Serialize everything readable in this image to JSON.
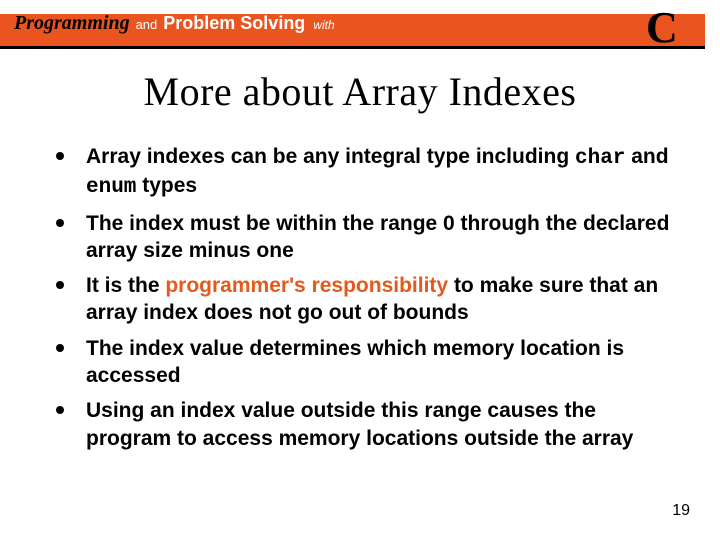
{
  "banner": {
    "brand_prefix": "Programming",
    "brand_and": "and",
    "brand_ps": "Problem Solving",
    "brand_with": "with",
    "lang_letter": "C",
    "lang_plus": "+"
  },
  "heading": "More about Array Indexes",
  "bullets": [
    {
      "pre": "Array indexes can be any integral type including ",
      "code1": "char",
      "mid": " and ",
      "code2": "enum",
      "post": " types"
    },
    {
      "text": "The index must be within the range 0 through the declared array size minus one"
    },
    {
      "pre": "It is the ",
      "accent": "programmer's responsibility",
      "post": " to make sure that an array index does not go out of bounds"
    },
    {
      "text": "The index value determines which memory location is accessed"
    },
    {
      "text": "Using an index value outside this range causes the program to access memory locations outside the array"
    }
  ],
  "page_number": "19",
  "colors": {
    "brand_orange": "#e9541f",
    "accent": "#e35a1c"
  }
}
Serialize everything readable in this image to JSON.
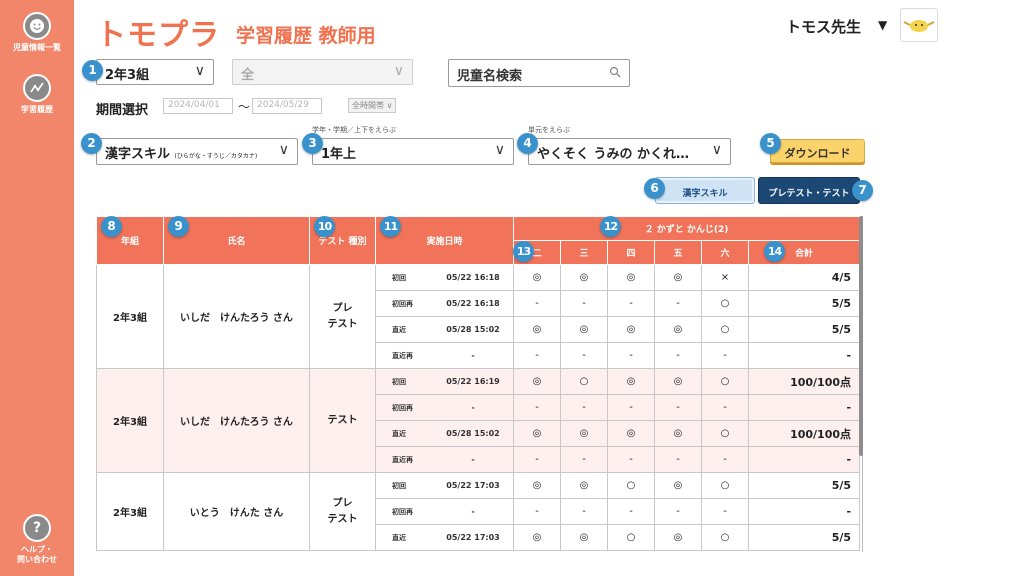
{
  "sidebar": {
    "items": [
      {
        "label": "児童情報一覧",
        "icon": "smiley-icon"
      },
      {
        "label": "学習履歴",
        "icon": "chart-line-icon"
      }
    ],
    "help": {
      "label": "ヘルプ・\n問い合わせ",
      "icon": "question-icon",
      "glyph": "?"
    }
  },
  "header": {
    "logo": "トモプラ",
    "title": "学習履歴 教師用",
    "user_name": "トモス先生",
    "user_caret": "▼"
  },
  "filters": {
    "class_select": "2年3組",
    "all_select": "全",
    "search_placeholder": "児童名検索",
    "period_label": "期間選択",
    "date_from": "2024/04/01",
    "tilde": "～",
    "date_to": "2024/05/29",
    "time_button": "全時間帯 ∨",
    "subject_select_main": "漢字スキル",
    "subject_select_sub": "(ひらがな・すうじ／カタカナ)",
    "term_caption": "学年・学期／上下をえらぶ",
    "term_select": "1年上",
    "unit_caption": "単元をえらぶ",
    "unit_select": "やくそく うみの かくれ…",
    "download_button": "ダウンロード"
  },
  "tabs": [
    {
      "label": "漢字スキル",
      "active": false
    },
    {
      "label": "プレテスト・テスト",
      "active": true
    }
  ],
  "badges": [
    "1",
    "2",
    "3",
    "4",
    "5",
    "6",
    "7",
    "8",
    "9",
    "10",
    "11",
    "12",
    "13",
    "14"
  ],
  "table": {
    "headers": {
      "grade": "年組",
      "name": "氏名",
      "test_type": "テスト 種別",
      "datetime": "実施日時",
      "unit": "２ かずと かんじ(2)",
      "cols": [
        "二",
        "三",
        "四",
        "五",
        "六"
      ],
      "total": "合計"
    },
    "groups": [
      {
        "grade": "2年3組",
        "name": "いしだ　けんたろう さん",
        "test_type": "プレ\nテスト",
        "pink": false,
        "rows": [
          {
            "attempt": "初回",
            "datetime": "05/22 16:18",
            "marks": [
              "◎",
              "◎",
              "◎",
              "◎",
              "×"
            ],
            "total": "4/5"
          },
          {
            "attempt": "初回再",
            "datetime": "05/22 16:18",
            "marks": [
              "-",
              "-",
              "-",
              "-",
              "○"
            ],
            "total": "5/5"
          },
          {
            "attempt": "直近",
            "datetime": "05/28 15:02",
            "marks": [
              "◎",
              "◎",
              "◎",
              "◎",
              "○"
            ],
            "total": "5/5"
          },
          {
            "attempt": "直近再",
            "datetime": "-",
            "marks": [
              "-",
              "-",
              "-",
              "-",
              "-"
            ],
            "total": "-"
          }
        ]
      },
      {
        "grade": "2年3組",
        "name": "いしだ　けんたろう さん",
        "test_type": "テスト",
        "pink": true,
        "rows": [
          {
            "attempt": "初回",
            "datetime": "05/22 16:19",
            "marks": [
              "◎",
              "○",
              "◎",
              "◎",
              "○"
            ],
            "total": "100/100点"
          },
          {
            "attempt": "初回再",
            "datetime": "-",
            "marks": [
              "-",
              "-",
              "-",
              "-",
              "-"
            ],
            "total": "-"
          },
          {
            "attempt": "直近",
            "datetime": "05/28 15:02",
            "marks": [
              "◎",
              "◎",
              "◎",
              "◎",
              "○"
            ],
            "total": "100/100点"
          },
          {
            "attempt": "直近再",
            "datetime": "-",
            "marks": [
              "-",
              "-",
              "-",
              "-",
              "-"
            ],
            "total": "-"
          }
        ]
      },
      {
        "grade": "2年3組",
        "name": "いとう　けんた さん",
        "test_type": "プレ\nテスト",
        "pink": false,
        "rows": [
          {
            "attempt": "初回",
            "datetime": "05/22 17:03",
            "marks": [
              "◎",
              "◎",
              "○",
              "◎",
              "○"
            ],
            "total": "5/5"
          },
          {
            "attempt": "初回再",
            "datetime": "-",
            "marks": [
              "-",
              "-",
              "-",
              "-",
              "-"
            ],
            "total": "-"
          },
          {
            "attempt": "直近",
            "datetime": "05/22 17:03",
            "marks": [
              "◎",
              "◎",
              "○",
              "◎",
              "○"
            ],
            "total": "5/5"
          }
        ]
      }
    ]
  },
  "colors": {
    "sidebar": "#f2866a",
    "accent": "#f0724f",
    "header_cell": "#f0735a",
    "badge": "#3a92cc",
    "tab_active": "#1c4876",
    "download": "#fbd36a"
  }
}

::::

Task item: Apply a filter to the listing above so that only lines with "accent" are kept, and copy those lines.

Task result:
      "accent": "programmer's responsibility",
    "accent": "#e35a1c"
    "accent": "#f0724f",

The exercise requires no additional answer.